Here's where I'm coming from. I swapped a 6th generation Accord motor into a 5th generation Accord. The motors were pretty much the same on paper. Only 100 ccs difference and half a point of compression. All the interfaces were the same. Should be simple, right? I stripped the engine down to a bare long block, transferred all the 5th gen parts to the 6th gen motor and, despite all the reassurances from the people selling the motor, I'm having problems with pinging (even with premium fuel). Since the car wasn't worth much, I'm just going to drive it until either a ring or piston breaks or it dies from natural causes. I'm not sure which will happen first, but my preference would be to have a motor that wasn't at risk of damage due to pre-ignition.

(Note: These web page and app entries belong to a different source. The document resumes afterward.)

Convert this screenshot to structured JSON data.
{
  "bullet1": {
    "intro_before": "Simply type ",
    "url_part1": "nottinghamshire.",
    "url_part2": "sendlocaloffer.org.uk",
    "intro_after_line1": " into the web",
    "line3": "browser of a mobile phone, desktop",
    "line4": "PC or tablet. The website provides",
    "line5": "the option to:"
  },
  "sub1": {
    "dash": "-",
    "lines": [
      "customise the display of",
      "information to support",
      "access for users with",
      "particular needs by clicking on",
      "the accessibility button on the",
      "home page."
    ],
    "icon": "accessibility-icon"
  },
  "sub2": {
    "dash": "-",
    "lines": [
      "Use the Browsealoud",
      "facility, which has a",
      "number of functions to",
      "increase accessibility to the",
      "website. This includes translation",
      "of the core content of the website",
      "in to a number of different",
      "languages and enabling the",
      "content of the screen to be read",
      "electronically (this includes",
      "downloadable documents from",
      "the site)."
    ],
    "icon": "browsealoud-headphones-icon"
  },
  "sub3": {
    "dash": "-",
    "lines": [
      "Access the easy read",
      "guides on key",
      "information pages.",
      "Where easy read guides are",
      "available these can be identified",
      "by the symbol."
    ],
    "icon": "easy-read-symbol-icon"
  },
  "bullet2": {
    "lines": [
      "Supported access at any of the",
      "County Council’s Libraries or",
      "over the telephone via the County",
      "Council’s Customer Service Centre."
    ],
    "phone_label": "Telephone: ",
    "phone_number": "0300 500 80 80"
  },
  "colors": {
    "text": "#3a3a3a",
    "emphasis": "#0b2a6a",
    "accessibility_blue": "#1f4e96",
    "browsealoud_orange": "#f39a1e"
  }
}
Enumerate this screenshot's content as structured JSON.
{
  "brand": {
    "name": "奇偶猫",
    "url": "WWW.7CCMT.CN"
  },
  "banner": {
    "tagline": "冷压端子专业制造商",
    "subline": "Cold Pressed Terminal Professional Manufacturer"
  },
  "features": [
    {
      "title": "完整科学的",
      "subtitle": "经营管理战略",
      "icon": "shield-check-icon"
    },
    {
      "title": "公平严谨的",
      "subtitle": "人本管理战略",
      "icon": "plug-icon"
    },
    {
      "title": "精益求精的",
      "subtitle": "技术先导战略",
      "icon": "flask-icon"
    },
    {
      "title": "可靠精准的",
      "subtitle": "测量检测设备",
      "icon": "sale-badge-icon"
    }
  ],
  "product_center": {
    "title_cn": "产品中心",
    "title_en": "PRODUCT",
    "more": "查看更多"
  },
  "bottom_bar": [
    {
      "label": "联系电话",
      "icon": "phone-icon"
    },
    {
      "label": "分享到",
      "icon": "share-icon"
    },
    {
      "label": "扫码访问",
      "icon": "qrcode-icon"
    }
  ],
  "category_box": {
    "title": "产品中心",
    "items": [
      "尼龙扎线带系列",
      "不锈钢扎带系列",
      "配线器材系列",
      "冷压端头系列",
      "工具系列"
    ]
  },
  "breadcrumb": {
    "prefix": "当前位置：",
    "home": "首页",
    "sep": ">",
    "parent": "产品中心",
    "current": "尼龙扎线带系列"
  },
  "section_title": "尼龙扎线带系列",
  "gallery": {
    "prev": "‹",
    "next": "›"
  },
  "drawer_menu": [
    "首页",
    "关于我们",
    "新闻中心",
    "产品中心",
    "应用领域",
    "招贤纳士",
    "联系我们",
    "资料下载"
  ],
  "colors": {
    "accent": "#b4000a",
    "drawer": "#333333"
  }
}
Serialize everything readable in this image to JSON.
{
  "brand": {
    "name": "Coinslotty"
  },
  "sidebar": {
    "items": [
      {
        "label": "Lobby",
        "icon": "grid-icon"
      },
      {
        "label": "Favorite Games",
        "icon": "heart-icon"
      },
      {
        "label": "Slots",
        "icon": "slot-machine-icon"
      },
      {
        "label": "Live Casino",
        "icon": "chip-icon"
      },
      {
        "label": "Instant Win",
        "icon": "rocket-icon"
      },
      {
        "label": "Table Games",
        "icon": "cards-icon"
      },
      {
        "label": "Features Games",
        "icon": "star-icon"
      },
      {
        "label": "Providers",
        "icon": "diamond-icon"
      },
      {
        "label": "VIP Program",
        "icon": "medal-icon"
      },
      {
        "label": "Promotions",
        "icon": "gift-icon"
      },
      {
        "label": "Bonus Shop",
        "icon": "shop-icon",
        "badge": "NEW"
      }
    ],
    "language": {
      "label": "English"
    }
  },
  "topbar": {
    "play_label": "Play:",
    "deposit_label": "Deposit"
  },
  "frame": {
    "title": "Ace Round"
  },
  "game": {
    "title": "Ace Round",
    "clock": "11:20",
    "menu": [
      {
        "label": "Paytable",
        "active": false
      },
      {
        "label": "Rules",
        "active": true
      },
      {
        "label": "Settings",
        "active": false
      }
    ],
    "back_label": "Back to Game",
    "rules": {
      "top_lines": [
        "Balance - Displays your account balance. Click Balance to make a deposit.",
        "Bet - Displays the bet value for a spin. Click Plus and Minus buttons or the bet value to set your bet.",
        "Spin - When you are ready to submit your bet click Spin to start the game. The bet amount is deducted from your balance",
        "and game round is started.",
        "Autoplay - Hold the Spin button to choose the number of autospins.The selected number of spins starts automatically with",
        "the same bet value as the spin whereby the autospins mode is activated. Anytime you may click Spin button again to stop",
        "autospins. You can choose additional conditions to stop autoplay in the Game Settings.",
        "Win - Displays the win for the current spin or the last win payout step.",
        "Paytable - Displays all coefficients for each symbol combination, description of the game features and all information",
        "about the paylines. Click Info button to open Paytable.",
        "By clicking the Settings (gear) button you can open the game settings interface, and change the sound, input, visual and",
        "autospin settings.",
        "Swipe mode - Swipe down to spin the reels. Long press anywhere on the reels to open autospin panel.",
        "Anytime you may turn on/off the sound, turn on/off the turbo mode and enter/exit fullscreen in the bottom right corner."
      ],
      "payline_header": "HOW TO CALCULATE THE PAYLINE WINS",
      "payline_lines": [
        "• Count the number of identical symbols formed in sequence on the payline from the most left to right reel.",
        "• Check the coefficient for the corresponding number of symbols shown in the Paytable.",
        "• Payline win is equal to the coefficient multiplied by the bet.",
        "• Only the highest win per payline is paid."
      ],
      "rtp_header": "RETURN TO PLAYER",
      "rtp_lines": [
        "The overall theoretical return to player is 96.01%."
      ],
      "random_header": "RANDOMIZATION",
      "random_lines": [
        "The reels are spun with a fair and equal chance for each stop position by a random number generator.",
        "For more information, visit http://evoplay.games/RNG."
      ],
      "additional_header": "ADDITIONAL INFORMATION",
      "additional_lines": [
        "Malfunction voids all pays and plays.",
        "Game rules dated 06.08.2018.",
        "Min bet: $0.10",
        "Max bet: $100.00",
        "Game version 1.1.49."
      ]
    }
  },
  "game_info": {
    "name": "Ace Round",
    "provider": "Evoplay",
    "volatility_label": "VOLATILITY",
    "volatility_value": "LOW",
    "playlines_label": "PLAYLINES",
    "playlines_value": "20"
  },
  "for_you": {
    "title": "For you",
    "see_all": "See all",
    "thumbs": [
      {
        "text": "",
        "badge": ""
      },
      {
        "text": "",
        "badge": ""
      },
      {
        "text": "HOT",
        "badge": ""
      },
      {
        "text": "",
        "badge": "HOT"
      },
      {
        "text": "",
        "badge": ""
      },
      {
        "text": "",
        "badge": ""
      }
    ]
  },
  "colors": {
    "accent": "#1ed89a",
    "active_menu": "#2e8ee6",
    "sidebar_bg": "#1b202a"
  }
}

I love reading the detail, perhaps I could benefit from your knowledge. I have an 2004 Explorer Sports Trac with intermitent "engine light, no tack, no speedo, no temp gauge". I replaced the differential VSS and it seemed to work well for 1 day. Would you have a recommendation of my next option? Other than the above items, the vehicle runs well, but doesn't register distance. Thank you for any asssitance you may offer.
I have an 2004 Explorer Sports Trac with intermitent "engine light, no tack, no speedo, no temp gauge".
First, start a new thread with your issue, provide more detail if you can and you'll benefit from the collective wisdom here. I don't doubt that someone here will get you closer to resolving your problem or just flat out get you the direct cause.
I would start by pulling any code(s). Provide that in your new post. The codes will give you a clue, but not necessarily the answer. With all things going on at once, look for something common to them all - connector, ground, gauge/cluster module, etc. I don't recall seeing flow charts that address simultaneous issues, but I confess that I have only read relatively few.
I think one of the frequent visitors here has a manual that covers the year of your Explorer. Or try your local library. Without the manual, you're guessing, and even with it, you sometimes are just making a better-educated guess. This is evidenced by the somewhat common fault isolation step in the flow charts: replace suspected bad part with known good part.